George Weah congratulates President-elect Boakai

* May his presidency be marked by success for all Liberians, and may our nation prosper under his leadership

* Let us also recognize that the true winners of these elections are the people of Liberia

Maravi Express

George Manneh Oppong Weah, the first African football player who was elected as President of Liberia, has congratulated Joseph N. Boakai as President-elect long before the country’s national election results were announced yesterday.


Weah, the only African football player to win the Ballon d’Or, has offered Boakai his “sincere commitment to working with him for the betterment of Liberia”.

“May his presidency be marked by success for all Liberians, and may our nation prosper under his leadership,” he said. “Tonight, as we acknowledge the results, let us also recognize that the true winners of these elections are the people of Liberia.

“Through your peaceful and orderly exercise of your constitutional right to vote, you have once again demonstrated your  commitment to the democratic principles that bind us together as a nation.

“Under my leadership, these elections were organized with a promise to the Liberian people – a promise of fairness, transparency, and credibility. I am proud to say that, for the most part, we have fulfilled that promise. The Liberian people have spoken, and their choice will be honored and obeyed.”

Weah has took over the presidency in 2018. He first ran for election in 2005 but lost the Ellen Johnson Sirleaf, the first African woman president and in 2011, he ran unsuccessfully for vice-president alongside Winston Tubman.

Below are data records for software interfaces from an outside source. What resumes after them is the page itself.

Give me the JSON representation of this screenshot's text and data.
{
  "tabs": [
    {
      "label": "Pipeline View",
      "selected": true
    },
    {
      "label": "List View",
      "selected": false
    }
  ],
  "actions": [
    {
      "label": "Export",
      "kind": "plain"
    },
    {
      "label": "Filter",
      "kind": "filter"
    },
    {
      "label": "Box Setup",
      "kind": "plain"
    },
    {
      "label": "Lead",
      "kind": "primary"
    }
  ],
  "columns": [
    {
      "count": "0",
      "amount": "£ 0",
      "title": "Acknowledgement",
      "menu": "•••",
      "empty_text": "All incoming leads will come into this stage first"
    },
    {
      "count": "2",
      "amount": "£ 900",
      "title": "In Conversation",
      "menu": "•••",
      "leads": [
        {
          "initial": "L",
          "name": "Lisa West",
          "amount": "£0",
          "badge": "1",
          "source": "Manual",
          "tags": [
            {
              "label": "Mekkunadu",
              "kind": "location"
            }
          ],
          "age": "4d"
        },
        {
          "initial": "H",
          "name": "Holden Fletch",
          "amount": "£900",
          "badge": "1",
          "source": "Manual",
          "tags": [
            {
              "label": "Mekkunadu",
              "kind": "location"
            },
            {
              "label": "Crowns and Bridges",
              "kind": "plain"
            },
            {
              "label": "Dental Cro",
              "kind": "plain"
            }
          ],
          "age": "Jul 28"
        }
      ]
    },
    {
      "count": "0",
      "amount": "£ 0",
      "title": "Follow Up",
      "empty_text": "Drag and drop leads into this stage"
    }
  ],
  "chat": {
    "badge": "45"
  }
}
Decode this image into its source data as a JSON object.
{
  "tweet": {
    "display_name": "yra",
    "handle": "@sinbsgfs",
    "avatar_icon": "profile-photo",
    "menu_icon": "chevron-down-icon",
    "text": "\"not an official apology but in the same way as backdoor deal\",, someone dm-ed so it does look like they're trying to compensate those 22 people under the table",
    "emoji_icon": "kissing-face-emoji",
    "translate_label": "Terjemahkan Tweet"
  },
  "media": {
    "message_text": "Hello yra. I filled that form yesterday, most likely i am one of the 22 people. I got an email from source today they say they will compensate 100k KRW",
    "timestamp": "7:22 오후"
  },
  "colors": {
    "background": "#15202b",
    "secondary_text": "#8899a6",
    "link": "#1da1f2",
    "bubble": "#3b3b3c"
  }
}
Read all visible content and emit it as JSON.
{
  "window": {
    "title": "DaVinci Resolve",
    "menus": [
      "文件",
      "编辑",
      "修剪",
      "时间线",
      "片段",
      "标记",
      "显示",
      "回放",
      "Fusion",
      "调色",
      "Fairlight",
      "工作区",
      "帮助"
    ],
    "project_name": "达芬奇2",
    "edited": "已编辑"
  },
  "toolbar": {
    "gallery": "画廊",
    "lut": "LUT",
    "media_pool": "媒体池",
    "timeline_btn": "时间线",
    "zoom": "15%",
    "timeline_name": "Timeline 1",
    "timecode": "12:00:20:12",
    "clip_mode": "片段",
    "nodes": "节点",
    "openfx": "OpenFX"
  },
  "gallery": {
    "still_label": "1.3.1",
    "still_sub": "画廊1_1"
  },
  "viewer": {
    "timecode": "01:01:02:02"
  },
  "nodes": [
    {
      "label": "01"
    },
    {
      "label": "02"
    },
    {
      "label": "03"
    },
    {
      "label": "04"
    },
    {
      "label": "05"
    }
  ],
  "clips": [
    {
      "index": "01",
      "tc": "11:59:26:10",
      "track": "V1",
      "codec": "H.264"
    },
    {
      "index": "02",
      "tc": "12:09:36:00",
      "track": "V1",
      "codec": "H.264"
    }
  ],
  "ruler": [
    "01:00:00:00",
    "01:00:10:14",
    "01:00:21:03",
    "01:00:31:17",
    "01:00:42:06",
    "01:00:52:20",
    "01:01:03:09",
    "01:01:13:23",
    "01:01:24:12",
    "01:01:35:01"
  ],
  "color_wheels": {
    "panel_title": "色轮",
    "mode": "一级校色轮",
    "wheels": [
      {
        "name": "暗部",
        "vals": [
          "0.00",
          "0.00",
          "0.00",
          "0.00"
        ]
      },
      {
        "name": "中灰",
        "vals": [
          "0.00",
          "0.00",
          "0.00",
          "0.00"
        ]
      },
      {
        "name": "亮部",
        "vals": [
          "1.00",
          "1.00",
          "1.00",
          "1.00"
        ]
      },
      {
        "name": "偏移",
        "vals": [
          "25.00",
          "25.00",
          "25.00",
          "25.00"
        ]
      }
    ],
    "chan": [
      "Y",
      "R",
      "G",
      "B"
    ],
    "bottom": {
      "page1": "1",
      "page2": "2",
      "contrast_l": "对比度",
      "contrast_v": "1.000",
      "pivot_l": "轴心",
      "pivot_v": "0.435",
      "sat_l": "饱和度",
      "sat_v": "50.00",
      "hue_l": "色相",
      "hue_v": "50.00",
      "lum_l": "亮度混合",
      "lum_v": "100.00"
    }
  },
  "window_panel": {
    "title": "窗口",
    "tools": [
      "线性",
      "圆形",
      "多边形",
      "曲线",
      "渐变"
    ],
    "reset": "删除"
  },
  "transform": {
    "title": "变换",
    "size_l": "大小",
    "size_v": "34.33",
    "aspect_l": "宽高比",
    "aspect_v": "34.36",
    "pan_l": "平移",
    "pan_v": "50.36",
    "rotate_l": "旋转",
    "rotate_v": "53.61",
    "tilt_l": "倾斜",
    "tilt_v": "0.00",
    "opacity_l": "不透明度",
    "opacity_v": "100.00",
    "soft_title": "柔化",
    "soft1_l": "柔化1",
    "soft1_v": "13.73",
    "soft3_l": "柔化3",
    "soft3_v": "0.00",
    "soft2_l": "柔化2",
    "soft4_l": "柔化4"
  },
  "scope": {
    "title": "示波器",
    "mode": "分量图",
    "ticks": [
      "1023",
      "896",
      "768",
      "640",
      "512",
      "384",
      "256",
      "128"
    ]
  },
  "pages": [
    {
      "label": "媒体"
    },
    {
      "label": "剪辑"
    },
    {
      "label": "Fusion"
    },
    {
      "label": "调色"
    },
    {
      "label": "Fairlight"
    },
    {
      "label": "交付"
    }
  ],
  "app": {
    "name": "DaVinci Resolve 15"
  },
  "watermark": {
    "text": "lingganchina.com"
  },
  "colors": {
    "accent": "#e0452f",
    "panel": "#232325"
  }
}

He was subsequently elected to the Senate of Liberia for Montserrado County in the 2014 election before winning the presidency in 2017 after beating the same Joseph Boakai — then the incumbent vice president.

He came into the job on a wave of enthusiasm, especially from younger voters, having won that election — also against Boakai — by a large margin. But a perception that he had failed to tackle corruption, rising prices and continued economic difficulties tarnished his image.


Born on October 1, in Monrovia, the capital city of Liberia, and was raised in Clara Town, a slum in the city, Weah is a member of the Kru ethnic group, which hail from south-eastern Liberia’s Grand Kau County — one of the poorest areas of the country.

His father, William T. Weah Sr. was a mechanic while his mother, Anna Quayeweah (who died in 2013) was a merchant and he has three brothers, William, Moses and Wolo.

He was one of 13 children largely raised by his devoutly Christian paternal grandmother, Emma Klonjlaleh Brown, after his parents separated when Weah was still a baby.

He attended middle school at Muslim Congress and high school at Wells Hairston High School, and reportedly dropped out in his final year of studies.

He played as a striker in his prolific 18-year professional football career, which ended in 2003 to go on and became the first African former professional footballer to become a head of state.

After beginning his career in Liberia, Weah spent 14 years playing for clubs in France, Italy and England after he was first brought to Europe by Arsene Wenger signing him for Monaco in 1988.

He moved to Paris Saint-Germain in 1992 where they won Division 1 in 1994 and became the top scorer of the 1994-95 UEFA Champions League before signing for Ac Milan  in 1995 where he spent four successful seasons, winning the Serie A twice.

He moved to the Premier League in England towards the end of his career and had spells at Chelsea and Manchester City winning the FA Cup at the former, before returning to France to play for Marseille in 2001.

One of the best players to Grace the European football, Weah never to win the UEFA Champions League and ended his career with Al Jazira in 2003.

Weah represented Liberia at the international level, winning 75 caps and scoring 18 goals for his country and playing at the Africa Cup of Nations on two occasions before playing in a friendly in 2018, where his number 14 jersey was retired.

Regarded as one of the best players never to have played at the FIFA World Cup, Scott Murray in The Guardian referred to Weah as “hamstrung by hailing from a global minnow”.

Widely regarded as one of the greatest African players of all time, in 1995, Weah was named FIFA World Player of the Year and won the Ballon d’Or, becoming the first and only player to win these awards while representing an African country internationally.

In 1989 and 1995, he was also named the African Footballer of the Year winning the official award twice, and in 1996, he was named African Player of the Century.

Known for his acceleration, speed and dribbling ability, in addition to his goalscoring and finishing, Weah was described by FIFA “the precursor of the multi-functional strikers of today”.

In 2004, he was named by the great Pele in the FIFA 100 list of the world’s greatest living players and following his retirement he joined by forming the Congress for Democratic Change.—Reporting by Moses Kollie Garzeawu, BBC News, Monrovia & Maravi Express